_What you are asked to do_: Wherever "photo" appears in a line of the listing, that line should be returned.

_Data to use_:
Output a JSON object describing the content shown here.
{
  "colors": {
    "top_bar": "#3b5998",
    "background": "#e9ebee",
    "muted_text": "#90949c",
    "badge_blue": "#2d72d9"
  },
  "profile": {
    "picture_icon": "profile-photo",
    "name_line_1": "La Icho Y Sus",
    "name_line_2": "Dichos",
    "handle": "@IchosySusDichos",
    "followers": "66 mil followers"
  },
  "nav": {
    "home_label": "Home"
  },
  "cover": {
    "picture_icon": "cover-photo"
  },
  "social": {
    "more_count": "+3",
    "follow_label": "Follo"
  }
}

_Worked solution_:
    "picture_icon": "profile-photo",
    "picture_icon": "cover-photo"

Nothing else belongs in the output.